START Information supplied
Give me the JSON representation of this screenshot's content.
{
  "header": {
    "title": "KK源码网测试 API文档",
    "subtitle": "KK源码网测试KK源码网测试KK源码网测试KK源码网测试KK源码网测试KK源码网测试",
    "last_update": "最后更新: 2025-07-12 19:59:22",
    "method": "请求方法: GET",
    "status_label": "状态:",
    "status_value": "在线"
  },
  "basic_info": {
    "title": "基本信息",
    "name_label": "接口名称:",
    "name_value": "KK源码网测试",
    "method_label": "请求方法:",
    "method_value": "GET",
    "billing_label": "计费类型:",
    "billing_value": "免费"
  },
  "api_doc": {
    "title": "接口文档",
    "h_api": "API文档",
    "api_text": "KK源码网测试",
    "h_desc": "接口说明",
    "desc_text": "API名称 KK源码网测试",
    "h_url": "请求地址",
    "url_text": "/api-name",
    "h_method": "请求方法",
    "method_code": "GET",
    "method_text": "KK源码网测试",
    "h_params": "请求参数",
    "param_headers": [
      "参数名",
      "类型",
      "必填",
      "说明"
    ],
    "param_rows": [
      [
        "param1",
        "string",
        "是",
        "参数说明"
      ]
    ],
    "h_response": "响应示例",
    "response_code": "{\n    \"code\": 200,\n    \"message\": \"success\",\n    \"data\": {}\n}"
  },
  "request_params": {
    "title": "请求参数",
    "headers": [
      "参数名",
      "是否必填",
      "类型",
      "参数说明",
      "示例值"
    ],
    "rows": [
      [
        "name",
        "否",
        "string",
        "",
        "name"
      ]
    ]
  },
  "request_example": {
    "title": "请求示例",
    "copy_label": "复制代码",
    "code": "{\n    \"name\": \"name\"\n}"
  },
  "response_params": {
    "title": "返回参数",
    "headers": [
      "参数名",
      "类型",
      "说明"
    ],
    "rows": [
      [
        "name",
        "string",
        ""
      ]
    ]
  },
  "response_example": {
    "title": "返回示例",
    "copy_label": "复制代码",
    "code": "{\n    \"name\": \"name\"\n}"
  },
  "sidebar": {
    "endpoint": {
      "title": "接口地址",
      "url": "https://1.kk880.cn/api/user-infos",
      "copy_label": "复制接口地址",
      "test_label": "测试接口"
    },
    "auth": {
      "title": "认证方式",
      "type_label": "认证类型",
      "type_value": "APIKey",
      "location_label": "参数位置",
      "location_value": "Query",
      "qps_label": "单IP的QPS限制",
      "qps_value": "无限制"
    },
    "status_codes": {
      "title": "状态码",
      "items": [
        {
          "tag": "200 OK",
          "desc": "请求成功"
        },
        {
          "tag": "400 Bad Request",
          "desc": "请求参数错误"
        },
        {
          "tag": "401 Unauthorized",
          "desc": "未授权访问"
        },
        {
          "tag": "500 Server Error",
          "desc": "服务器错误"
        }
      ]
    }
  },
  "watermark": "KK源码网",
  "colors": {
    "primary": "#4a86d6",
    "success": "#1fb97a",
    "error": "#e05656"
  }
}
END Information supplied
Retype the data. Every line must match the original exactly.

Give me the JSON representation of this screenshot's content.
{
  "header": {
    "title": "KK源码网测试 API文档",
    "subtitle": "KK源码网测试KK源码网测试KK源码网测试KK源码网测试KK源码网测试KK源码网测试",
    "last_update": "最后更新: 2025-07-12 19:59:22",
    "method": "请求方法: GET",
    "status_label": "状态:",
    "status_value": "在线"
  },
  "basic_info": {
    "title": "基本信息",
    "name_label": "接口名称:",
    "name_value": "KK源码网测试",
    "method_label": "请求方法:",
    "method_value": "GET",
    "billing_label": "计费类型:",
    "billing_value": "免费"
  },
  "api_doc": {
    "title": "接口文档",
    "h_api": "API文档",
    "api_text": "KK源码网测试",
    "h_desc": "接口说明",
    "desc_text": "API名称 KK源码网测试",
    "h_url": "请求地址",
    "url_text": "/api-name",
    "h_method": "请求方法",
    "method_code": "GET",
    "method_text": "KK源码网测试",
    "h_params": "请求参数",
    "param_headers": [
      "参数名",
      "类型",
      "必填",
      "说明"
    ],
    "param_rows": [
      [
        "param1",
        "string",
        "是",
        "参数说明"
      ]
    ],
    "h_response": "响应示例",
    "response_code": "{\n    \"code\": 200,\n    \"message\": \"success\",\n    \"data\": {}\n}"
  },
  "request_params": {
    "title": "请求参数",
    "headers": [
      "参数名",
      "是否必填",
      "类型",
      "参数说明",
      "示例值"
    ],
    "rows": [
      [
        "name",
        "否",
        "string",
        "",
        "name"
      ]
    ]
  },
  "request_example": {
    "title": "请求示例",
    "copy_label": "复制代码",
    "code": "{\n    \"name\": \"name\"\n}"
  },
  "response_params": {
    "title": "返回参数",
    "headers": [
      "参数名",
      "类型",
      "说明"
    ],
    "rows": [
      [
        "name",
        "string",
        ""
      ]
    ]
  },
  "response_example": {
    "title": "返回示例",
    "copy_label": "复制代码",
    "code": "{\n    \"name\": \"name\"\n}"
  },
  "sidebar": {
    "endpoint": {
      "title": "接口地址",
      "url": "https://1.kk880.cn/api/user-infos",
      "copy_label": "复制接口地址",
      "test_label": "测试接口"
    },
    "auth": {
      "title": "认证方式",
      "type_label": "认证类型",
      "type_value": "APIKey",
      "location_label": "参数位置",
      "location_value": "Query",
      "qps_label": "单IP的QPS限制",
      "qps_value": "无限制"
    },
    "status_codes": {
      "title": "状态码",
      "items": [
        {
          "tag": "200 OK",
          "desc": "请求成功"
        },
        {
          "tag": "400 Bad Request",
          "desc": "请求参数错误"
        },
        {
          "tag": "401 Unauthorized",
          "desc": "未授权访问"
        },
        {
          "tag": "500 Server Error",
          "desc": "服务器错误"
        }
      ]
    }
  },
  "watermark": "KK源码网",
  "colors": {
    "primary": "#4a86d6",
    "success": "#1fb97a",
    "error": "#e05656"
  }
}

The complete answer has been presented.